How do we know design has impact?
We’ve recently been exploring the concept of measuring the social impact of design - how we ‘get’ it and why it can be such a critical output from the design process. But how do we actually measure impact, social or otherwise? And should all design even create impact? To explore the topic further, we talk with Piotr Swiatek, Project Manager, and Oliver Sutcliffe, Designer, to learn more.
“Taking a philosophical approach, everything we do or don’t do creates impact,” Piotr begins. “It’s then up to us how we measure and assess what we do. The great design thinker Victor Papanek famously said ‘There are professions more harmful than industrial design, but only a few’. Design has often been accused of negative impact - it produces weapons, it can have built-in obsolescence or critical flaws that affect us - the list goes on. So it’s up to us as designers to make sure design has a good impact.”
There are multiple ways in which design can create impact. First of all, we can think of impact in a business language using numbers - so design can massively impact business performance by creating new sales, and bigger margins and profits. That then translates to opening new markets, creating new jobs or increasing exports.

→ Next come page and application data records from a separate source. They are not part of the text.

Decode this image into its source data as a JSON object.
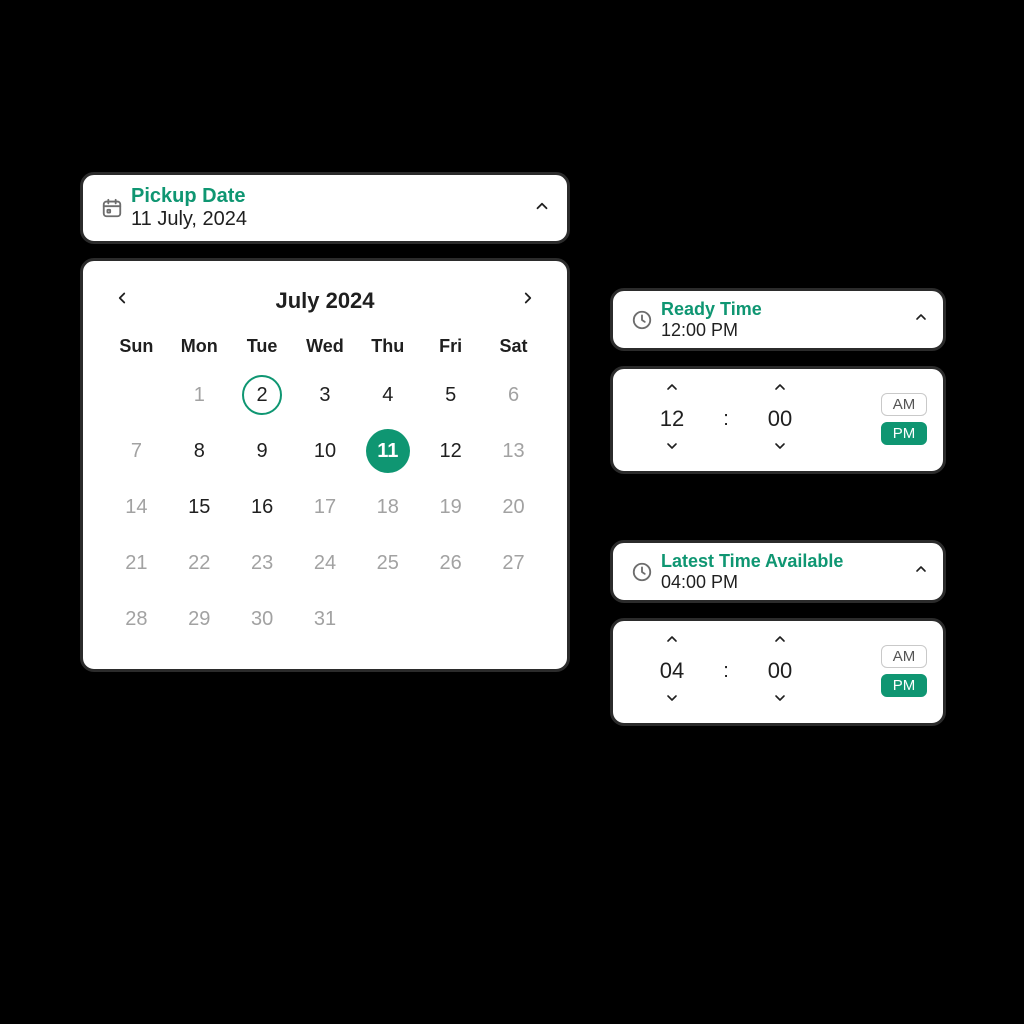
{
  "pickup": {
    "label": "Pickup Date",
    "value": "11 July, 2024"
  },
  "calendar": {
    "title": "July 2024",
    "dow": [
      "Sun",
      "Mon",
      "Tue",
      "Wed",
      "Thu",
      "Fri",
      "Sat"
    ],
    "weeks": [
      [
        {
          "n": "",
          "off": true
        },
        {
          "n": "1",
          "off": true
        },
        {
          "n": "2",
          "today": true
        },
        {
          "n": "3"
        },
        {
          "n": "4"
        },
        {
          "n": "5"
        },
        {
          "n": "6",
          "off": true
        }
      ],
      [
        {
          "n": "7",
          "off": true
        },
        {
          "n": "8"
        },
        {
          "n": "9"
        },
        {
          "n": "10"
        },
        {
          "n": "11",
          "selected": true
        },
        {
          "n": "12"
        },
        {
          "n": "13",
          "off": true
        }
      ],
      [
        {
          "n": "14",
          "off": true
        },
        {
          "n": "15"
        },
        {
          "n": "16"
        },
        {
          "n": "17",
          "off": true
        },
        {
          "n": "18",
          "off": true
        },
        {
          "n": "19",
          "off": true
        },
        {
          "n": "20",
          "off": true
        }
      ],
      [
        {
          "n": "21",
          "off": true
        },
        {
          "n": "22",
          "off": true
        },
        {
          "n": "23",
          "off": true
        },
        {
          "n": "24",
          "off": true
        },
        {
          "n": "25",
          "off": true
        },
        {
          "n": "26",
          "off": true
        },
        {
          "n": "27",
          "off": true
        }
      ],
      [
        {
          "n": "28",
          "off": true
        },
        {
          "n": "29",
          "off": true
        },
        {
          "n": "30",
          "off": true
        },
        {
          "n": "31",
          "off": true
        },
        {
          "n": "",
          "off": true
        },
        {
          "n": "",
          "off": true
        },
        {
          "n": "",
          "off": true
        }
      ]
    ]
  },
  "ready": {
    "label": "Ready Time",
    "value": "12:00 PM",
    "hour": "12",
    "minute": "00",
    "am": "AM",
    "pm": "PM",
    "meridiem": "PM"
  },
  "latest": {
    "label": "Latest Time Available",
    "value": "04:00 PM",
    "hour": "04",
    "minute": "00",
    "am": "AM",
    "pm": "PM",
    "meridiem": "PM"
  },
  "colors": {
    "accent": "#0f9672"
  }
}
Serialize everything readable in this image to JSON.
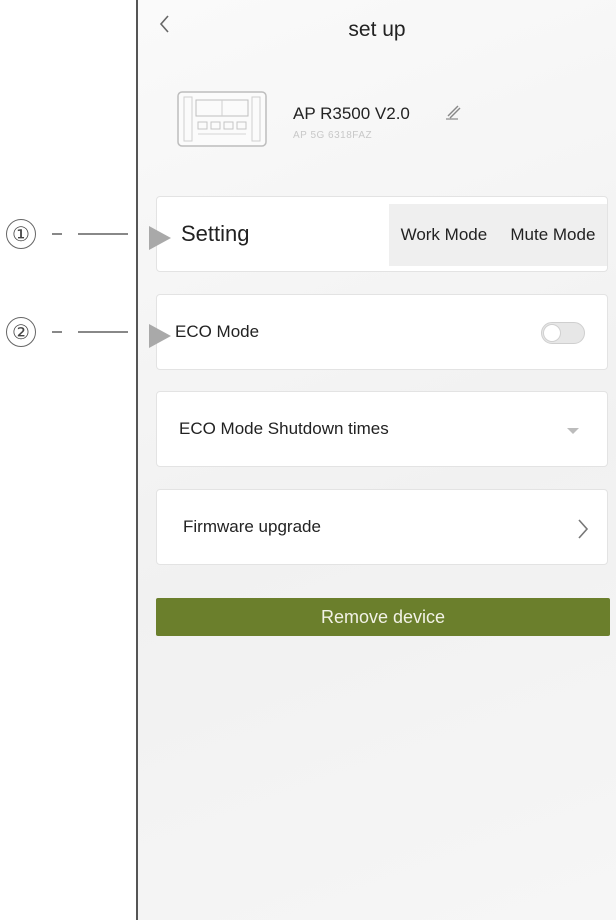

“But looking deeper into business culture, design can also change internal processes, making them simpler and more effective, and speed up the process of prototyping, testing and bringing new products to market. It can improve employee satisfaction and productivity by creating an internal and external brand image, which can increase customer loyalty and more,” Piotr continues. “These are tangible, measurable ways in which design can impact a business.”
“Design as a process aims to maximise the impact that you’re already trying to create,” Ollie adds. “For example, you could design a rubbish wayfinding system for a city - that still has an impact, albeit negative. But designed with User Centred Design thinking applied to it, design becomes an amplifier to the impact.”
So, all design creates impact - but should it? Can design just be design for design’s sake? “Even design with negative impact goes on to inform future decisions for the better - so you could argue all impact has its role to play!” Ollie states.
“And impact may be challenging to measure, but there are many ways to do it,” Piotr explains. “It can be measured as an industry, and how much gross value it adds to the economy as a whole. It can be measured as a workforce; how many people work, and how productive they are. Awards, registered designs and trademarks are another way to measure it - or how it helps bring new innovations to market. There is also a measure based on direct enquiries to businesses. But because design is such a difficult ‘thing’ to base results on, the ultimate methodology to measure it is still a ‘Holy Grail’ of sorts for design researchers! That’s why impact is very often based on perception but for now, that is probably our best way to measure it.”
Measuring a design’s impact can be subjective based on what you’re trying to build.Ollie Sutcliffe | Graphic Designer | PDR
“And measuring a design’s impact can be subjective based on what you’re trying to build,” Ollie continues. “If you’re developing a service, for example, it could be the success rate of users utilising the service. For a piece of software, it could be the number of mis-clicks made whilst progressing through the system. If the finished product then meets the criteria better than it did before, that’s proof of measuring and addressing impact.”
The wider the impact becomes, the harder it is to quantify and measure it - but we’re still able to perceive and record it. “With our Female Brace project, for example, we worked with the client to produce a better system for users than what was available before, and it’s been designed with user centred thinking. The same can be said for Shield. These products have been designed to improve and replace previous offerings to improve the user’s quality of life - their impact is at once immeasurable yet undeniably obvious.”
So whether it’s through obvious results - increased sales, new enquiries, better customer feedback - or through simply implementing the iterative process of building, refining, and improving a design, impact (positive or otherwise) can always be found.